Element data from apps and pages
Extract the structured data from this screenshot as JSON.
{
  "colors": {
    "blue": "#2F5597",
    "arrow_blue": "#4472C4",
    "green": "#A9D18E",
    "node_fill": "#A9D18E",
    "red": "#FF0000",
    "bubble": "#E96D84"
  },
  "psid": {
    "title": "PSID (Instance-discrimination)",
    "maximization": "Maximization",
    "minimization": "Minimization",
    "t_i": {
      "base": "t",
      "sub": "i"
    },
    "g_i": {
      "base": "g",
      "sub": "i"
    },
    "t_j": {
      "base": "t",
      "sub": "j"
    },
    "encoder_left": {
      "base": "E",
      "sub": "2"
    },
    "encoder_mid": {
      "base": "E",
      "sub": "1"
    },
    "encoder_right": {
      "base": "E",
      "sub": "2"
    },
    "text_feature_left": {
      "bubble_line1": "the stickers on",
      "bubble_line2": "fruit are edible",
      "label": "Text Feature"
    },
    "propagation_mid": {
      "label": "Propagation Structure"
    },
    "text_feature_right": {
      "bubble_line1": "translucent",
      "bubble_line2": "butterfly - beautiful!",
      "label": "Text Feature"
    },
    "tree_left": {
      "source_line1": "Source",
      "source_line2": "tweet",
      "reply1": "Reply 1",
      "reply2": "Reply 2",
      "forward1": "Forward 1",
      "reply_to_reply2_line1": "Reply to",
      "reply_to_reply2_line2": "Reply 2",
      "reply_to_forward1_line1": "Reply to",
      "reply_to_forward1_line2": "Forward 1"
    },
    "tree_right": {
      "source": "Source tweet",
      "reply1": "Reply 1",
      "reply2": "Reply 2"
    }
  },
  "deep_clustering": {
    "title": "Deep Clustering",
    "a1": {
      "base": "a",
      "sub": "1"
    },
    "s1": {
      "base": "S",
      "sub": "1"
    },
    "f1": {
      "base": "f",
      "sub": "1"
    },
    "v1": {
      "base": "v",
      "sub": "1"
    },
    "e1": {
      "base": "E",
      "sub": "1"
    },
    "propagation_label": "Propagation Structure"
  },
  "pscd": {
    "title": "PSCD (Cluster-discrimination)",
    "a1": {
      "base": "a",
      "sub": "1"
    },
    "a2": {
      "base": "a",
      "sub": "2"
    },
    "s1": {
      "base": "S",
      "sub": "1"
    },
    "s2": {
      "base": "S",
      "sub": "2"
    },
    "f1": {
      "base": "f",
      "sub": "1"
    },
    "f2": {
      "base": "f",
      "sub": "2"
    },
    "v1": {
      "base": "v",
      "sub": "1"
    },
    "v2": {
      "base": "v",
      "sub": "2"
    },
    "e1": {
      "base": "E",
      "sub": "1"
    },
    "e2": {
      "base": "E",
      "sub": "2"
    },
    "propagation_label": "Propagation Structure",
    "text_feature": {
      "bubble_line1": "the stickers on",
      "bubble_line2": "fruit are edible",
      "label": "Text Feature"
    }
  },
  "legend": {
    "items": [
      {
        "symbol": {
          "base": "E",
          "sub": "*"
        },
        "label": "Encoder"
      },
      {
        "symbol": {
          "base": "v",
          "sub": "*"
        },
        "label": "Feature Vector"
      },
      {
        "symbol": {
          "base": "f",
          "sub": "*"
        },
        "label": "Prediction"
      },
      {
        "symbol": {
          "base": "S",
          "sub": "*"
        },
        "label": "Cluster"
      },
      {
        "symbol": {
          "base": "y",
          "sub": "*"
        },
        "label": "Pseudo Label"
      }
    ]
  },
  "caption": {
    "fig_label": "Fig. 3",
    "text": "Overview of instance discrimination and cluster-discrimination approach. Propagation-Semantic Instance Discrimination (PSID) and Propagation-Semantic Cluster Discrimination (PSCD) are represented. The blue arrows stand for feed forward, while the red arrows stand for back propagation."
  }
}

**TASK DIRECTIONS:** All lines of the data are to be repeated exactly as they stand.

**ANSWER FOR THIS EXERCISE:**
Extract the structured data from this screenshot as JSON.
{
  "colors": {
    "blue": "#2F5597",
    "arrow_blue": "#4472C4",
    "green": "#A9D18E",
    "node_fill": "#A9D18E",
    "red": "#FF0000",
    "bubble": "#E96D84"
  },
  "psid": {
    "title": "PSID (Instance-discrimination)",
    "maximization": "Maximization",
    "minimization": "Minimization",
    "t_i": {
      "base": "t",
      "sub": "i"
    },
    "g_i": {
      "base": "g",
      "sub": "i"
    },
    "t_j": {
      "base": "t",
      "sub": "j"
    },
    "encoder_left": {
      "base": "E",
      "sub": "2"
    },
    "encoder_mid": {
      "base": "E",
      "sub": "1"
    },
    "encoder_right": {
      "base": "E",
      "sub": "2"
    },
    "text_feature_left": {
      "bubble_line1": "the stickers on",
      "bubble_line2": "fruit are edible",
      "label": "Text Feature"
    },
    "propagation_mid": {
      "label": "Propagation Structure"
    },
    "text_feature_right": {
      "bubble_line1": "translucent",
      "bubble_line2": "butterfly - beautiful!",
      "label": "Text Feature"
    },
    "tree_left": {
      "source_line1": "Source",
      "source_line2": "tweet",
      "reply1": "Reply 1",
      "reply2": "Reply 2",
      "forward1": "Forward 1",
      "reply_to_reply2_line1": "Reply to",
      "reply_to_reply2_line2": "Reply 2",
      "reply_to_forward1_line1": "Reply to",
      "reply_to_forward1_line2": "Forward 1"
    },
    "tree_right": {
      "source": "Source tweet",
      "reply1": "Reply 1",
      "reply2": "Reply 2"
    }
  },
  "deep_clustering": {
    "title": "Deep Clustering",
    "a1": {
      "base": "a",
      "sub": "1"
    },
    "s1": {
      "base": "S",
      "sub": "1"
    },
    "f1": {
      "base": "f",
      "sub": "1"
    },
    "v1": {
      "base": "v",
      "sub": "1"
    },
    "e1": {
      "base": "E",
      "sub": "1"
    },
    "propagation_label": "Propagation Structure"
  },
  "pscd": {
    "title": "PSCD (Cluster-discrimination)",
    "a1": {
      "base": "a",
      "sub": "1"
    },
    "a2": {
      "base": "a",
      "sub": "2"
    },
    "s1": {
      "base": "S",
      "sub": "1"
    },
    "s2": {
      "base": "S",
      "sub": "2"
    },
    "f1": {
      "base": "f",
      "sub": "1"
    },
    "f2": {
      "base": "f",
      "sub": "2"
    },
    "v1": {
      "base": "v",
      "sub": "1"
    },
    "v2": {
      "base": "v",
      "sub": "2"
    },
    "e1": {
      "base": "E",
      "sub": "1"
    },
    "e2": {
      "base": "E",
      "sub": "2"
    },
    "propagation_label": "Propagation Structure",
    "text_feature": {
      "bubble_line1": "the stickers on",
      "bubble_line2": "fruit are edible",
      "label": "Text Feature"
    }
  },
  "legend": {
    "items": [
      {
        "symbol": {
          "base": "E",
          "sub": "*"
        },
        "label": "Encoder"
      },
      {
        "symbol": {
          "base": "v",
          "sub": "*"
        },
        "label": "Feature Vector"
      },
      {
        "symbol": {
          "base": "f",
          "sub": "*"
        },
        "label": "Prediction"
      },
      {
        "symbol": {
          "base": "S",
          "sub": "*"
        },
        "label": "Cluster"
      },
      {
        "symbol": {
          "base": "y",
          "sub": "*"
        },
        "label": "Pseudo Label"
      }
    ]
  },
  "caption": {
    "fig_label": "Fig. 3",
    "text": "Overview of instance discrimination and cluster-discrimination approach. Propagation-Semantic Instance Discrimination (PSID) and Propagation-Semantic Cluster Discrimination (PSCD) are represented. The blue arrows stand for feed forward, while the red arrows stand for back propagation."
  }
}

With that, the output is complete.